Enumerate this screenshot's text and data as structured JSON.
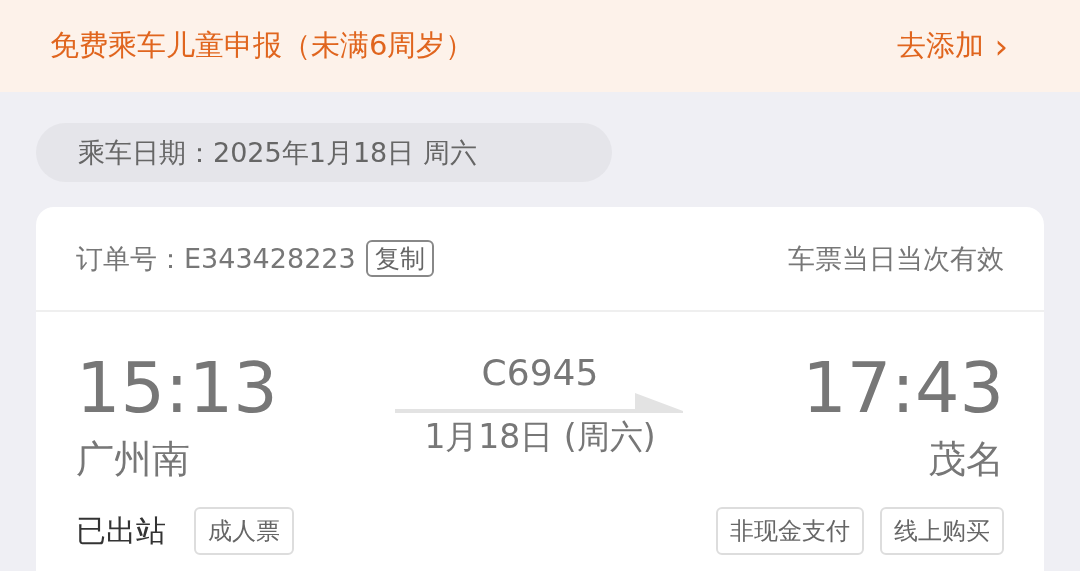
{
  "banner": {
    "title": "免费乘车儿童申报（未满6周岁）",
    "action": "去添加",
    "action_icon": "›"
  },
  "travel_date": {
    "label": "乘车日期：",
    "value": "2025年1月18日 周六"
  },
  "order": {
    "label": "订单号：",
    "number": "E343428223",
    "copy": "复制",
    "validity": "车票当日当次有效"
  },
  "trip": {
    "depart_time": "15:13",
    "depart_station": "广州南",
    "train": "C6945",
    "date": "1月18日 (周六)",
    "arrive_time": "17:43",
    "arrive_station": "茂名"
  },
  "status": "已出站",
  "left_tags": [
    "成人票"
  ],
  "right_tags": [
    "非现金支付",
    "线上购买"
  ]
}
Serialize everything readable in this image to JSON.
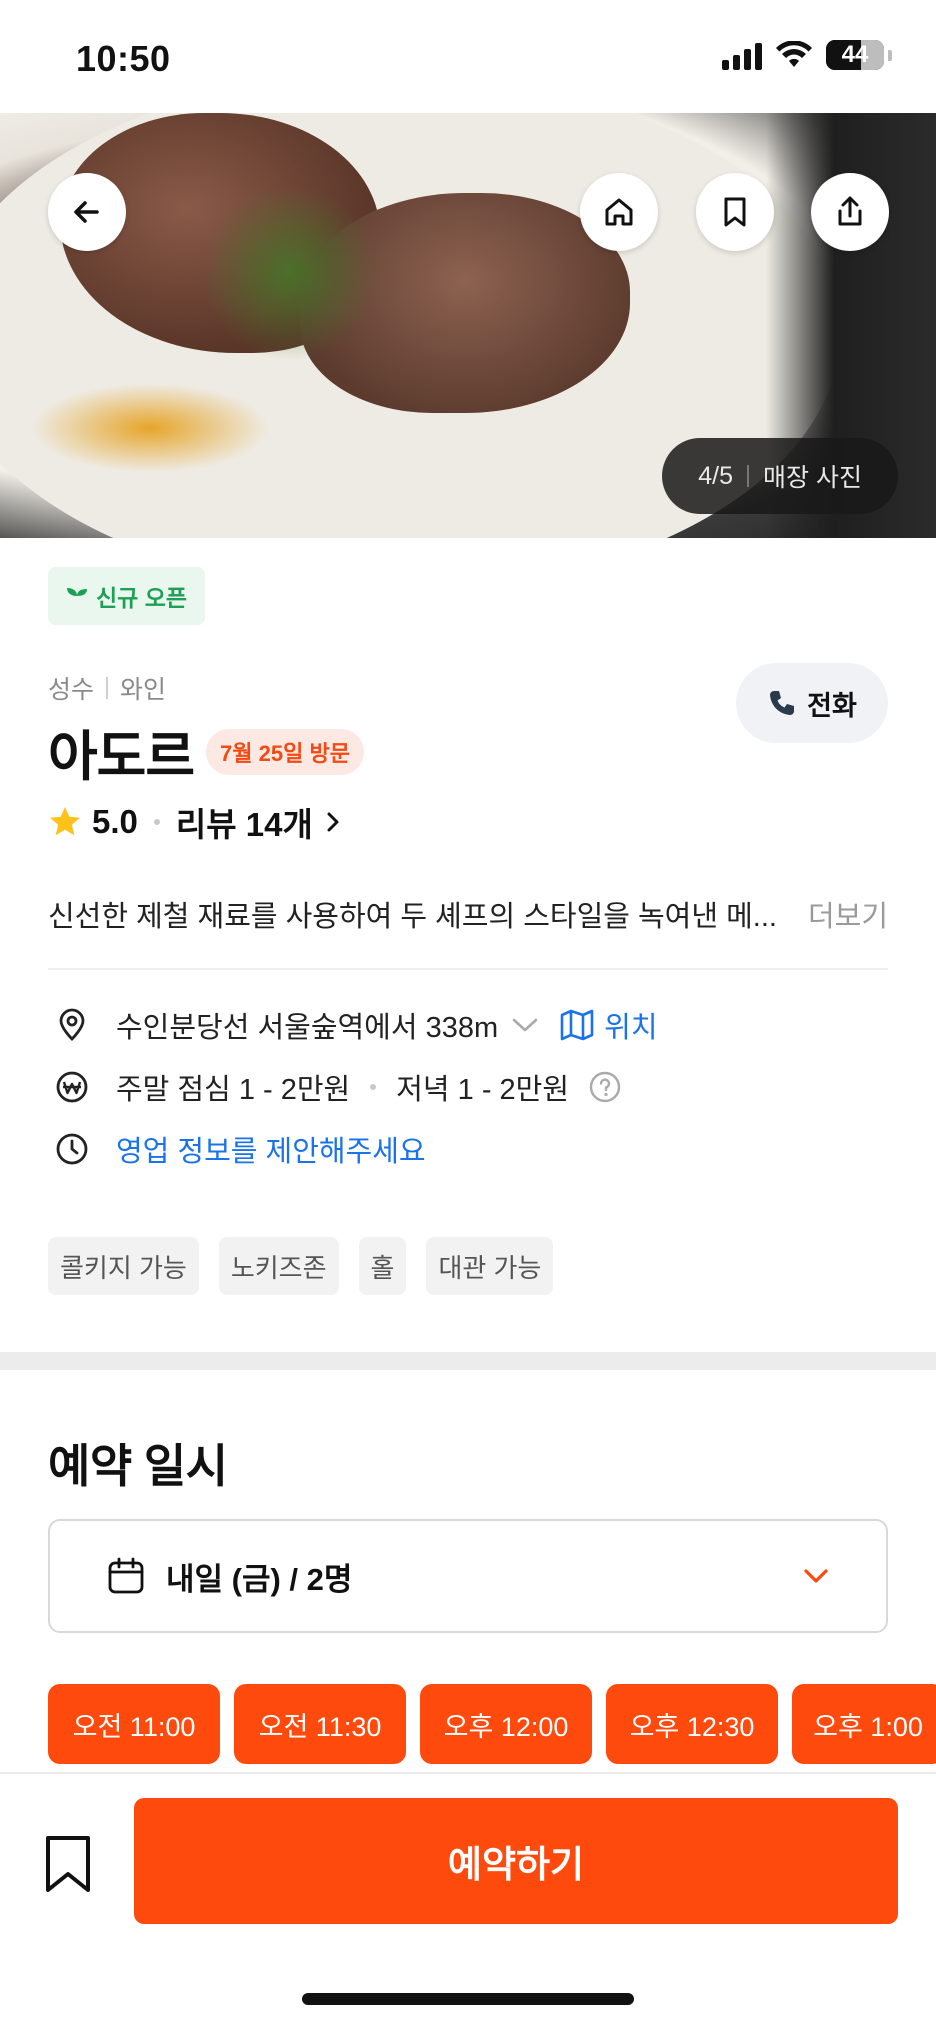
{
  "status_bar": {
    "time": "10:50",
    "battery": "44"
  },
  "hero": {
    "photo_index": "4/5",
    "photo_label": "매장 사진",
    "icons": [
      "back-arrow-icon",
      "home-icon",
      "bookmark-icon",
      "share-icon"
    ]
  },
  "badge_new": "신규 오픈",
  "breadcrumb": {
    "area": "성수",
    "category": "와인"
  },
  "call_label": "전화",
  "restaurant": {
    "name": "아도르",
    "visit_badge": "7월 25일 방문",
    "rating": "5.0",
    "reviews": "리뷰 14개",
    "description": "신선한 제철 재료를 사용하여 두 셰프의 스타일을 녹여낸 메...",
    "more": "더보기"
  },
  "info": {
    "location": "수인분당선 서울숲역에서 338m",
    "location_link": "위치",
    "price_lunch": "주말 점심 1 - 2만원",
    "price_dinner": "저녁 1 - 2만원",
    "hours_link": "영업 정보를 제안해주세요"
  },
  "tags": [
    "콜키지 가능",
    "노키즈존",
    "홀",
    "대관 가능"
  ],
  "reservation": {
    "title": "예약 일시",
    "date_value": "내일 (금) / 2명",
    "slots": [
      "오전 11:00",
      "오전 11:30",
      "오후 12:00",
      "오후 12:30",
      "오후 1:00"
    ]
  },
  "bottom": {
    "reserve_label": "예약하기"
  },
  "colors": {
    "accent": "#ff4a0e",
    "link": "#1a73e8",
    "new_green": "#1f9f55",
    "star": "#ffc21a"
  }
}
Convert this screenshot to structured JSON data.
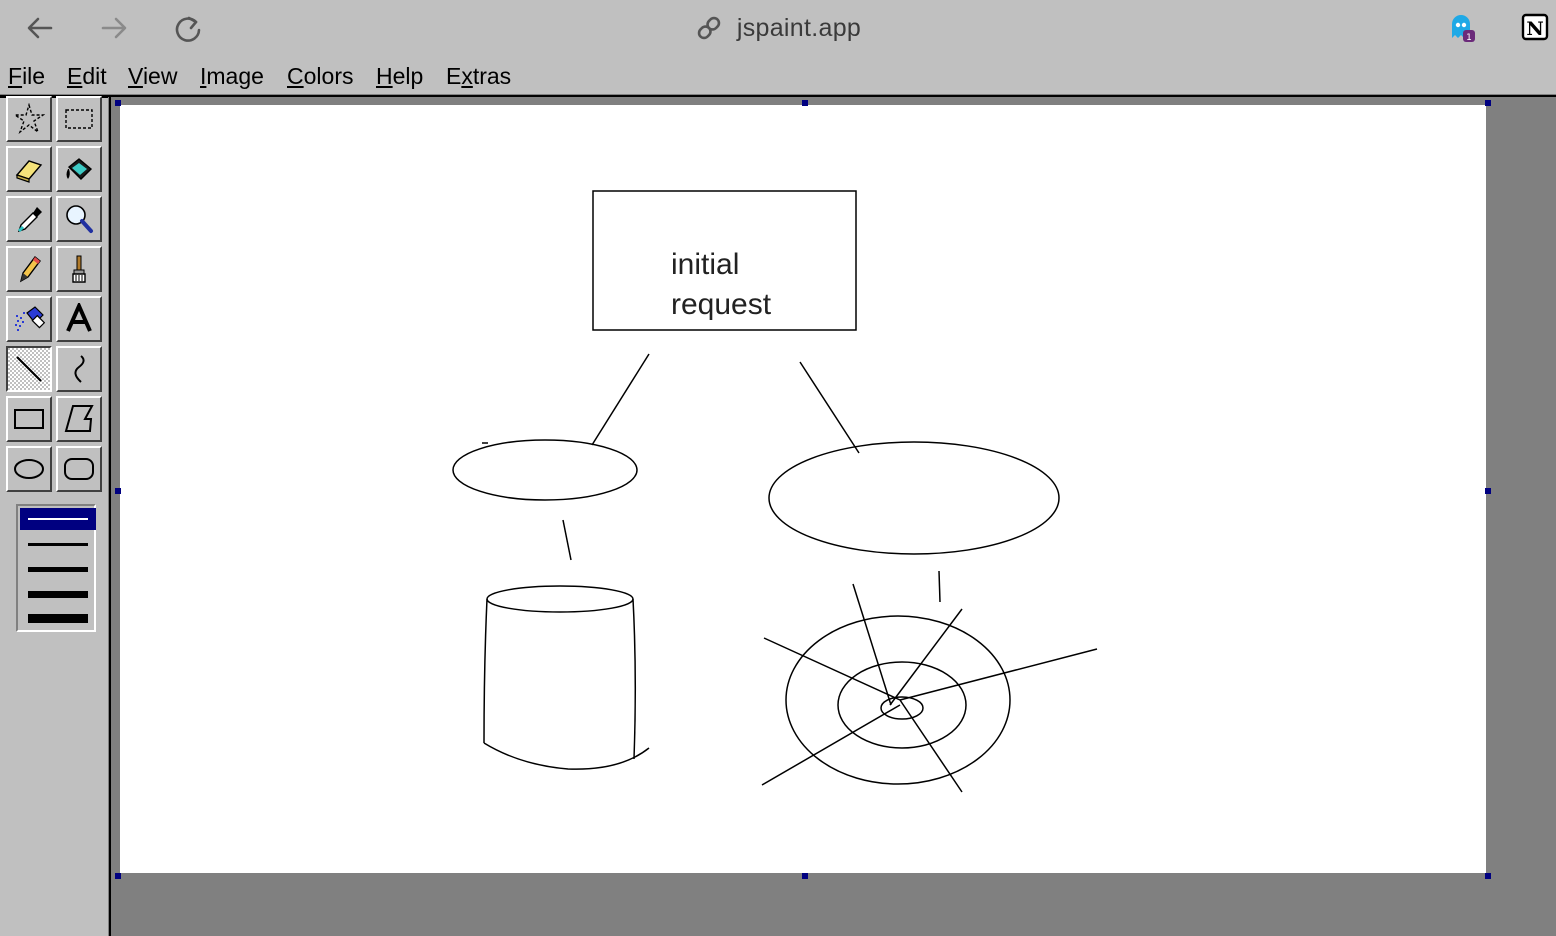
{
  "browser": {
    "url": "jspaint.app",
    "icons": [
      "back-arrow-icon",
      "forward-arrow-icon",
      "reload-icon",
      "link-icon",
      "ghost-extension-icon",
      "notion-icon"
    ],
    "ghost_badge": "1",
    "notion_letter": "N"
  },
  "menu": {
    "items": [
      {
        "label": "File",
        "accel": "F",
        "rest": "ile"
      },
      {
        "label": "Edit",
        "accel": "E",
        "rest": "dit"
      },
      {
        "label": "View",
        "accel": "V",
        "rest": "iew"
      },
      {
        "label": "Image",
        "accel": "I",
        "rest": "mage"
      },
      {
        "label": "Colors",
        "accel": "C",
        "rest": "olors"
      },
      {
        "label": "Help",
        "accel": "H",
        "rest": "elp"
      },
      {
        "label": "Extras",
        "pre": "E",
        "accel": "x",
        "rest": "tras"
      }
    ]
  },
  "toolbox": {
    "tools": [
      "free-form-select",
      "rectangle-select",
      "eraser",
      "fill-with-color",
      "pick-color",
      "magnifier",
      "pencil",
      "brush",
      "airbrush",
      "text",
      "line",
      "curve",
      "rectangle",
      "polygon",
      "ellipse",
      "rounded-rectangle"
    ],
    "selected_tool": "line",
    "line_widths": [
      1,
      2,
      3,
      4,
      5
    ],
    "selected_line_width": 1
  },
  "canvas": {
    "text": {
      "line1": "initial",
      "line2": "request"
    }
  }
}
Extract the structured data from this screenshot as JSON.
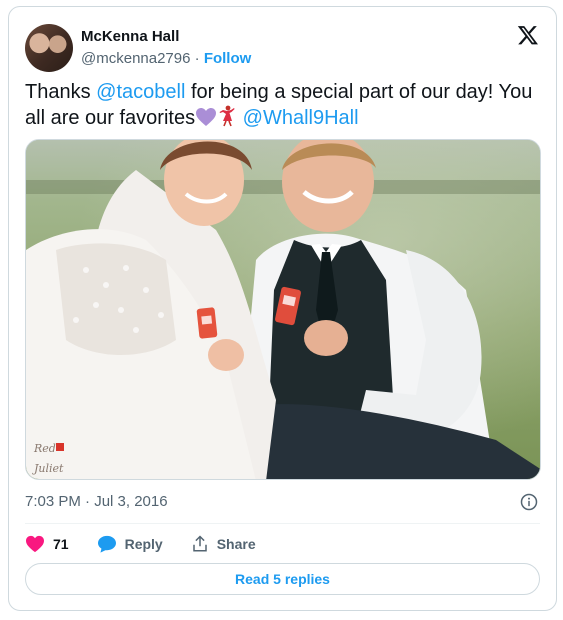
{
  "author": {
    "display_name": "McKenna Hall",
    "handle": "@mckenna2796",
    "separator": "·",
    "follow_label": "Follow"
  },
  "brand_icon": "x-logo-icon",
  "tweet": {
    "text_1": "Thanks ",
    "mention_1": "@tacobell",
    "text_2": " for being a special part of our day! You all are our favorites",
    "emoji_1": "purple-heart-icon",
    "emoji_2": "dancer-icon",
    "text_3": " ",
    "mention_2": "@Whall9Hall"
  },
  "photo": {
    "description_icon": "wedding-photo",
    "watermark": "Red Juliet"
  },
  "meta": {
    "timestamp": "7:03 PM · Jul 3, 2016"
  },
  "actions": {
    "like_count": "71",
    "reply_label": "Reply",
    "share_label": "Share"
  },
  "read_replies_label": "Read 5 replies",
  "colors": {
    "accent": "#1d9bf0",
    "like": "#f91880",
    "text": "#0f1419",
    "secondary": "#536471"
  }
}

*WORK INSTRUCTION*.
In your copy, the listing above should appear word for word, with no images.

*WRITTEN REPLY*.
Enumerate this screenshot's text and data as structured JSON.
{
  "banner": {
    "title": "免费乘车儿童申报（未满6周岁）",
    "action": "去添加",
    "action_icon": "›"
  },
  "travel_date": {
    "label": "乘车日期：",
    "value": "2025年1月18日 周六"
  },
  "order": {
    "label": "订单号：",
    "number": "E343428223",
    "copy": "复制",
    "validity": "车票当日当次有效"
  },
  "trip": {
    "depart_time": "15:13",
    "depart_station": "广州南",
    "train": "C6945",
    "date": "1月18日 (周六)",
    "arrive_time": "17:43",
    "arrive_station": "茂名"
  },
  "status": "已出站",
  "left_tags": [
    "成人票"
  ],
  "right_tags": [
    "非现金支付",
    "线上购买"
  ]
}
Serialize everything readable in this image to JSON.
{
  "status_bar": {
    "time": "10:50",
    "battery": "44"
  },
  "hero": {
    "photo_index": "4/5",
    "photo_label": "매장 사진",
    "icons": [
      "back-arrow-icon",
      "home-icon",
      "bookmark-icon",
      "share-icon"
    ]
  },
  "badge_new": "신규 오픈",
  "breadcrumb": {
    "area": "성수",
    "category": "와인"
  },
  "call_label": "전화",
  "restaurant": {
    "name": "아도르",
    "visit_badge": "7월 25일 방문",
    "rating": "5.0",
    "reviews": "리뷰 14개",
    "description": "신선한 제철 재료를 사용하여 두 셰프의 스타일을 녹여낸 메...",
    "more": "더보기"
  },
  "info": {
    "location": "수인분당선 서울숲역에서 338m",
    "location_link": "위치",
    "price_lunch": "주말 점심 1 - 2만원",
    "price_dinner": "저녁 1 - 2만원",
    "hours_link": "영업 정보를 제안해주세요"
  },
  "tags": [
    "콜키지 가능",
    "노키즈존",
    "홀",
    "대관 가능"
  ],
  "reservation": {
    "title": "예약 일시",
    "date_value": "내일 (금) / 2명",
    "slots": [
      "오전 11:00",
      "오전 11:30",
      "오후 12:00",
      "오후 12:30",
      "오후 1:00"
    ]
  },
  "bottom": {
    "reserve_label": "예약하기"
  },
  "colors": {
    "accent": "#ff4a0e",
    "link": "#1a73e8",
    "new_green": "#1f9f55",
    "star": "#ffc21a"
  }
}
Convert this screenshot to structured JSON data.
{
  "browser": {
    "url": "jspaint.app",
    "icons": [
      "back-arrow-icon",
      "forward-arrow-icon",
      "reload-icon",
      "link-icon",
      "ghost-extension-icon",
      "notion-icon"
    ],
    "ghost_badge": "1",
    "notion_letter": "N"
  },
  "menu": {
    "items": [
      {
        "label": "File",
        "accel": "F",
        "rest": "ile"
      },
      {
        "label": "Edit",
        "accel": "E",
        "rest": "dit"
      },
      {
        "label": "View",
        "accel": "V",
        "rest": "iew"
      },
      {
        "label": "Image",
        "accel": "I",
        "rest": "mage"
      },
      {
        "label": "Colors",
        "accel": "C",
        "rest": "olors"
      },
      {
        "label": "Help",
        "accel": "H",
        "rest": "elp"
      },
      {
        "label": "Extras",
        "pre": "E",
        "accel": "x",
        "rest": "tras"
      }
    ]
  },
  "toolbox": {
    "tools": [
      "free-form-select",
      "rectangle-select",
      "eraser",
      "fill-with-color",
      "pick-color",
      "magnifier",
      "pencil",
      "brush",
      "airbrush",
      "text",
      "line",
      "curve",
      "rectangle",
      "polygon",
      "ellipse",
      "rounded-rectangle"
    ],
    "selected_tool": "line",
    "line_widths": [
      1,
      2,
      3,
      4,
      5
    ],
    "selected_line_width": 1
  },
  "canvas": {
    "text": {
      "line1": "initial",
      "line2": "request"
    }
  }
}
Extract the structured data from this screenshot as JSON.
{
  "author": {
    "display_name": "McKenna Hall",
    "handle": "@mckenna2796",
    "separator": "·",
    "follow_label": "Follow"
  },
  "brand_icon": "x-logo-icon",
  "tweet": {
    "text_1": "Thanks ",
    "mention_1": "@tacobell",
    "text_2": " for being a special part of our day! You all are our favorites",
    "emoji_1": "purple-heart-icon",
    "emoji_2": "dancer-icon",
    "text_3": " ",
    "mention_2": "@Whall9Hall"
  },
  "photo": {
    "description_icon": "wedding-photo",
    "watermark": "Red Juliet"
  },
  "meta": {
    "timestamp": "7:03 PM · Jul 3, 2016"
  },
  "actions": {
    "like_count": "71",
    "reply_label": "Reply",
    "share_label": "Share"
  },
  "read_replies_label": "Read 5 replies",
  "colors": {
    "accent": "#1d9bf0",
    "like": "#f91880",
    "text": "#0f1419",
    "secondary": "#536471"
  }
}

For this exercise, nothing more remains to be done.